thus far, without intending it, as we were told we should arrive in Baltimore in time for morning services. In the afternoon and evening, however, there was opportunity of joining in public worship, which my husband and some of the party embraced, leaving us, the weaker part, at home to rest.

July 27th. — As we did not leave Baltimore until half-past nine, we were enabled to see much of it. Its monuments to Washington, and to the heroes of the last war, are handsome, and the fountain with its cool canopy of shadowy elms, pretty; its churches and public buildings very good, but as you are so well acquainted with it, I will not trouble you with any details. We entered the rail-road car at half-past nine, and reached New York at eleven that night, a distance of two hundred miles, for which we paid eight dollars each. Several long bridges carried us over Bush creek, Gunpowder river, and the noble Susquehanna. Our western friends, who had been boasting of their great rivers, seemed surprised at the little use we made of them in travelling. ‘It seems,’ said our fair Missouri lady, ‘rivers here are of no consequence — indeed, are in the way, as you make bridges and drive over them.’

At one o'clock we reached Wilmington, the capitol of Delaware. This State was a Swedish settlement named by Gustavus Adolphus, Nova Suecia, since which time, Dutch, English and Americans, have successively owed it.

We dined at Wilmington, and then hastening on, passed through Chester, and a rich level country, to the beautiful city of Philadelphia. Leaving our rail-road


road at the depot, we drove through the whole length of the city, where, at five o'clock, we entered the cars again, turned our faces towards New York, which we reached, as I said, at eleven o'clock, the road being along the Delaware, and through some rich farms, with elegant mansions and huge Pennsylvania barns; through Bristol and Trenton, in New Jersey, when darkness spread over the land and we saw no more.
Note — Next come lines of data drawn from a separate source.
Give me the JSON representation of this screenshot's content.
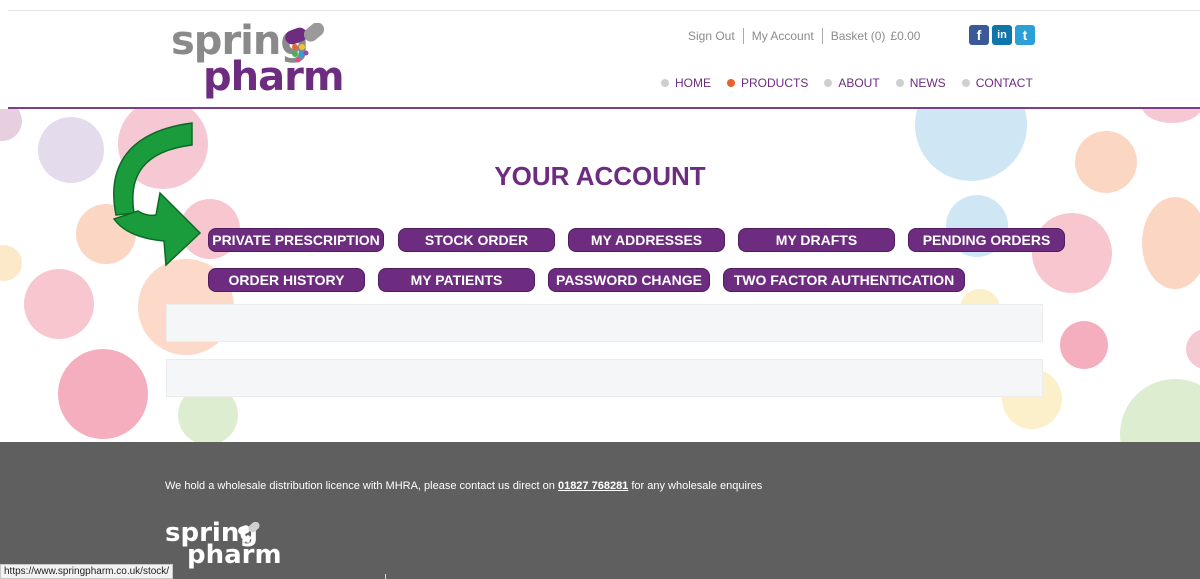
{
  "logo": {
    "word1": "spring",
    "word2": "pharm"
  },
  "header": {
    "sign_out": "Sign Out",
    "my_account": "My Account",
    "basket": "Basket (0)",
    "basket_total": "£0.00",
    "social": {
      "facebook": "f",
      "linkedin": "in",
      "twitter": "t"
    }
  },
  "nav": [
    {
      "label": "HOME",
      "active": false
    },
    {
      "label": "PRODUCTS",
      "active": true
    },
    {
      "label": "ABOUT",
      "active": false
    },
    {
      "label": "NEWS",
      "active": false
    },
    {
      "label": "CONTACT",
      "active": false
    }
  ],
  "page": {
    "title": "YOUR ACCOUNT",
    "buttons": {
      "private_prescription": "PRIVATE PRESCRIPTION",
      "stock_order": "STOCK ORDER",
      "my_addresses": "MY ADDRESSES",
      "my_drafts": "MY DRAFTS",
      "pending_orders": "PENDING ORDERS",
      "order_history": "ORDER HISTORY",
      "my_patients": "MY PATIENTS",
      "password_change": "PASSWORD CHANGE",
      "two_factor": "TWO FACTOR AUTHENTICATION"
    }
  },
  "footer": {
    "text_before": "We hold a wholesale distribution licence with MHRA, please contact us direct on ",
    "phone": "01827 768281",
    "text_after": " for any wholesale enquires",
    "logo_word1": "spring",
    "logo_word2": "pharm"
  },
  "status_url": "https://www.springpharm.co.uk/stock/",
  "colors": {
    "brand_purple": "#6d2c7f",
    "active_orange": "#e8632a",
    "arrow_green": "#1a9b3c",
    "footer_grey": "#5f5f5f"
  }
}
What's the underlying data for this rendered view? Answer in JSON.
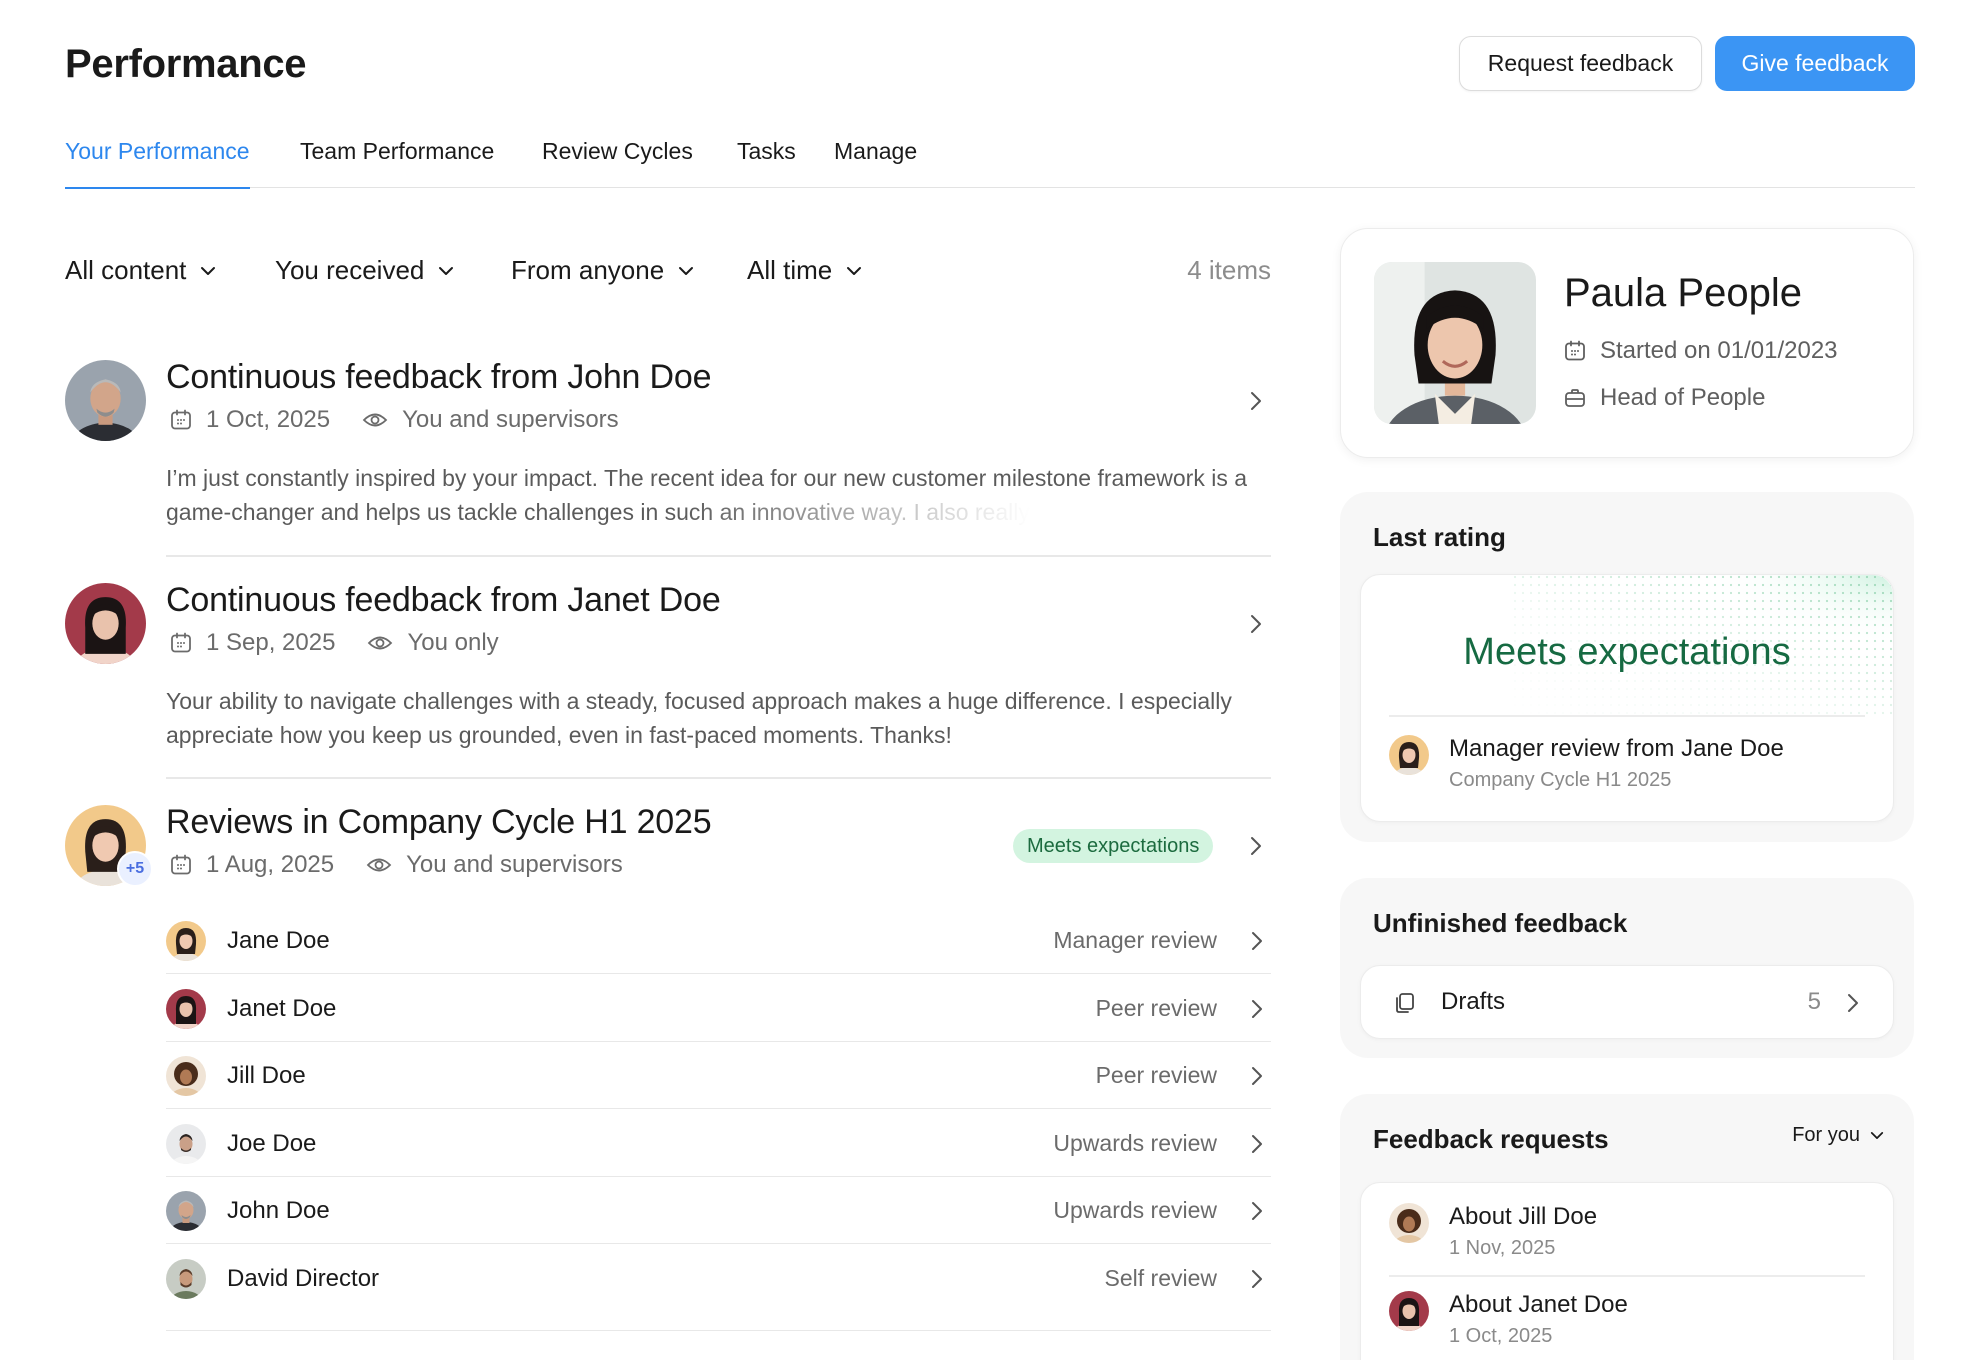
{
  "header": {
    "title": "Performance",
    "request_feedback": "Request feedback",
    "give_feedback": "Give feedback"
  },
  "tabs": [
    {
      "label": "Your Performance",
      "active": true
    },
    {
      "label": "Team Performance",
      "active": false
    },
    {
      "label": "Review Cycles",
      "active": false
    },
    {
      "label": "Tasks",
      "active": false
    },
    {
      "label": "Manage",
      "active": false
    }
  ],
  "filters": {
    "content": "All content",
    "direction": "You received",
    "source": "From anyone",
    "time": "All time",
    "count": "4 items"
  },
  "feedback": [
    {
      "title": "Continuous feedback from John Doe",
      "date": "1 Oct, 2025",
      "visibility": "You and supervisors",
      "body": "I’m just constantly inspired by your impact. The recent idea for our new customer milestone framework is a game-changer and helps us tackle challenges in such an innovative way. I also really"
    },
    {
      "title": "Continuous feedback from Janet Doe",
      "date": "1 Sep, 2025",
      "visibility": "You only",
      "body": "Your ability to navigate challenges with a steady, focused approach makes a huge difference. I especially appreciate how you keep us grounded, even in fast-paced moments. Thanks!"
    }
  ],
  "cycle": {
    "title": "Reviews in Company Cycle H1 2025",
    "date": "1 Aug, 2025",
    "visibility": "You and supervisors",
    "badge": "Meets expectations",
    "extra": "+5",
    "reviewers": [
      {
        "name": "Jane Doe",
        "type": "Manager review"
      },
      {
        "name": "Janet Doe",
        "type": "Peer review"
      },
      {
        "name": "Jill Doe",
        "type": "Peer review"
      },
      {
        "name": "Joe Doe",
        "type": "Upwards review"
      },
      {
        "name": "John Doe",
        "type": "Upwards review"
      },
      {
        "name": "David Director",
        "type": "Self review"
      }
    ]
  },
  "profile": {
    "name": "Paula People",
    "started": "Started on 01/01/2023",
    "role": "Head of People"
  },
  "last_rating": {
    "title": "Last rating",
    "value": "Meets expectations",
    "review_title": "Manager review from Jane Doe",
    "review_cycle": "Company Cycle H1 2025"
  },
  "unfinished": {
    "title": "Unfinished feedback",
    "drafts_label": "Drafts",
    "drafts_count": "5"
  },
  "requests": {
    "title": "Feedback requests",
    "filter": "For you",
    "items": [
      {
        "title": "About Jill Doe",
        "date": "1 Nov, 2025"
      },
      {
        "title": "About Janet Doe",
        "date": "1 Oct, 2025"
      }
    ]
  },
  "colors": {
    "accent": "#3b95f4",
    "tab_active": "#2d87ee",
    "rating": "#166a42",
    "badge_bg": "#d3f4e0"
  }
}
And now farewell to the
"Land of the west! green forest land."




1. Sunday schools have been maintained; and in pursuance of my recommendation, the cell of each prisoner is always supplied with a volume of the School District Library. The measure was followed by a gratifying improvement in the conduct of the prisoners. Many wearisome hours of solitary time are beguiled,; resolutions of repentance and reformation are formed, and the minds of the unhappy convicts, accustomed to the contemplation of virtue, and expanded by knowledge, are gradually prepared to resist the temptations which await them on their return to society. — Gov. SEWARD'S MESSAGE, JAN, 1841.

2. Chapin's Gazateer.
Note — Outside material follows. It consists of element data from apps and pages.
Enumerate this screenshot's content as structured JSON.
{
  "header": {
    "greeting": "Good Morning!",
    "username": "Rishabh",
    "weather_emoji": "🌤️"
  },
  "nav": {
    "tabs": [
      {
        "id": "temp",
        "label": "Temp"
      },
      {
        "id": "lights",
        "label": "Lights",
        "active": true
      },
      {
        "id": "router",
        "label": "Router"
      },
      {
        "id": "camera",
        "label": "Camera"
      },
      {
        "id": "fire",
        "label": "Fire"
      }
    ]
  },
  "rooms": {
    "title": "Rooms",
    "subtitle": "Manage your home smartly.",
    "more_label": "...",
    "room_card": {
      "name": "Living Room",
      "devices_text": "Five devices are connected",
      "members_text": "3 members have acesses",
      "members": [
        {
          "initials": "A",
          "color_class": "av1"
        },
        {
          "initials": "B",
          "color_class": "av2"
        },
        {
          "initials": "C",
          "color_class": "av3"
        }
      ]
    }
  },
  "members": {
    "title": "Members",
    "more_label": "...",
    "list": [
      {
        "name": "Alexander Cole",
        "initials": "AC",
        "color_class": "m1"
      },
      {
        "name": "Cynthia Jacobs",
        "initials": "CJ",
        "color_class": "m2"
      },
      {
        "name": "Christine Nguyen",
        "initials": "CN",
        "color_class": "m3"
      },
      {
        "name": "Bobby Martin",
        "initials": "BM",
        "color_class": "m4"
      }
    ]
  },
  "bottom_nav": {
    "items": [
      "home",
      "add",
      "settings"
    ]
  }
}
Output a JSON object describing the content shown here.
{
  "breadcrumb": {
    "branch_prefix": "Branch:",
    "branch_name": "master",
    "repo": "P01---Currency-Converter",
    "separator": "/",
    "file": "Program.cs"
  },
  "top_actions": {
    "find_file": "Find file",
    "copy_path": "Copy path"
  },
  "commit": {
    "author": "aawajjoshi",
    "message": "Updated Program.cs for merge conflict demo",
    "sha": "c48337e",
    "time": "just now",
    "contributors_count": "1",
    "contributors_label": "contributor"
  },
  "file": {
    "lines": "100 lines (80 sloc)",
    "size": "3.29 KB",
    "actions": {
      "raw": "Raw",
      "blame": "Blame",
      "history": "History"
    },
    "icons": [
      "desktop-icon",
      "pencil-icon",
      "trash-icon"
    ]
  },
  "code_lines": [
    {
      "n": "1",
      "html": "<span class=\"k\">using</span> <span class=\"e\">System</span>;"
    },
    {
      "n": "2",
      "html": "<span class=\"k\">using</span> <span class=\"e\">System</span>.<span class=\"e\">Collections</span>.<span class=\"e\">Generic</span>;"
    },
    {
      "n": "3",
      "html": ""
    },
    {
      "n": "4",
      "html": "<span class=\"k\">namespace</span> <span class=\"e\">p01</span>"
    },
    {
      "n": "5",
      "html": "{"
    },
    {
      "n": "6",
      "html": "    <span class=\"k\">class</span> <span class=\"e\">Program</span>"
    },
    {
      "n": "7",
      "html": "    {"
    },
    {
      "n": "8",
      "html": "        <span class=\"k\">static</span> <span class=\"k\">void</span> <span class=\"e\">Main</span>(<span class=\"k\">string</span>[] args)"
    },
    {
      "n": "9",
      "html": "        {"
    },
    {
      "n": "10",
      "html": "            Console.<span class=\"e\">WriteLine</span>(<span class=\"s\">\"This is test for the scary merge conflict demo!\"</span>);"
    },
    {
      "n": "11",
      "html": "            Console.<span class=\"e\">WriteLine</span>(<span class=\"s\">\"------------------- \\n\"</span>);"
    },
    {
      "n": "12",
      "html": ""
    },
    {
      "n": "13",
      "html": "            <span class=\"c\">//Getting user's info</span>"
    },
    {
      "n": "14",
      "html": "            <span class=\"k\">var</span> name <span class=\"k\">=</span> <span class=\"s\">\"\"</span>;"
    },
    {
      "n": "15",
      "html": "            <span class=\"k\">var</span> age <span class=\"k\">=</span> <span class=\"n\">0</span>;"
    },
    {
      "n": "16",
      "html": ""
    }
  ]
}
3. Tanner.

4. Antiquities of America.

5. Gazetteer.

6. I am glad is ever forward in the cause of religion and morality, has abandoned this practice in some instances. There has been more success in the canal this year. Mr. Eaton, in his report, mentions 150 conversions. A small number among 25,000, but enough to cheer on the pious missionary.
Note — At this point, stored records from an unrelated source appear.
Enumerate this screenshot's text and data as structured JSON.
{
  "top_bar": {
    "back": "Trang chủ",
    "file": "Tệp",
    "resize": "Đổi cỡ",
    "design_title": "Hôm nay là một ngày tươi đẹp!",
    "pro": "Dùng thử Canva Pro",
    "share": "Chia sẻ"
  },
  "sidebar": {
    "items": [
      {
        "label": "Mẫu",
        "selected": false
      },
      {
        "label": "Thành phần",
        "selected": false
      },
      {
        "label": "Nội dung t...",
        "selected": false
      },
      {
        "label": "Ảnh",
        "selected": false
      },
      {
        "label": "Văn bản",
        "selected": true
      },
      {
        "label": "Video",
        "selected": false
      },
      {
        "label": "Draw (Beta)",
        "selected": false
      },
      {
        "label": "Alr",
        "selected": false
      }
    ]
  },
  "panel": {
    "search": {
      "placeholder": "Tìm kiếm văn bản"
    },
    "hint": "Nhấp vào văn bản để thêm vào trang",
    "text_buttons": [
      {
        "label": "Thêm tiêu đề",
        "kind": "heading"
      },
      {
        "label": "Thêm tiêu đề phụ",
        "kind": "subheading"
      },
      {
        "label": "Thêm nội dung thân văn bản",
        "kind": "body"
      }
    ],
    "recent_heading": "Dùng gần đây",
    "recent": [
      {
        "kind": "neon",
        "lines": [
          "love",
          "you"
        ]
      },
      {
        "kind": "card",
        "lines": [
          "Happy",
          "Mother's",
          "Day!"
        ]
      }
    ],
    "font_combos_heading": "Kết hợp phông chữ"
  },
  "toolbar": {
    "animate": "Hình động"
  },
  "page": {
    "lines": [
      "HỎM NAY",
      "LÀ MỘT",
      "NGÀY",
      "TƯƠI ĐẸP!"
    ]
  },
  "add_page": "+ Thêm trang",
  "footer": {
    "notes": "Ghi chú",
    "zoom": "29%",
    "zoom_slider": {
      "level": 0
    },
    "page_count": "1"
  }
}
7. America to Great Britain, — ALLSTON.


Amount of flour and wheat which entered the canal from Lake Erie at Buffalo: —
From Ohio, 505,262 barrels of flour; 72,525 bushels of wheat.
Michigan, 112,215 " " 97,249 " "
Indiana, 13,726 " " 48,279 " "
Illinois, 2,259 " " 10,034 " "
Wisconsin, 1,166 " "  

9. Darby.

10. Smith's Western Tourist.

11. Among the articles at Cleveland from the Ohio Canal this year were — 504,900 barrels of flour; 167,045 bushels of coal; 932 hhds. tobacco; 2,252,491 lbs., of iron and nails; besides numerous other articles of merchandise.

12. Darby.

13. Salmonia.

14. Schoolcraft.

15. Biblistheque Universelle, translated by J. Griscom, in the American Journal of Science.

16. Chalmers.

17. Lev. xxvi, 4, 12.

18. Deut. xxvi, 19.

19. Deut. xxviii, 16.

20. Becks Gaz., of Ill.

21. Hall.

22. Am. Jour, of Scien. vol, 25.

23. Dr. Hildreth.

24. Peck.

25. Judge Hall.

26. Dr. Owen.

27. Hildreth.

28. Hildreth.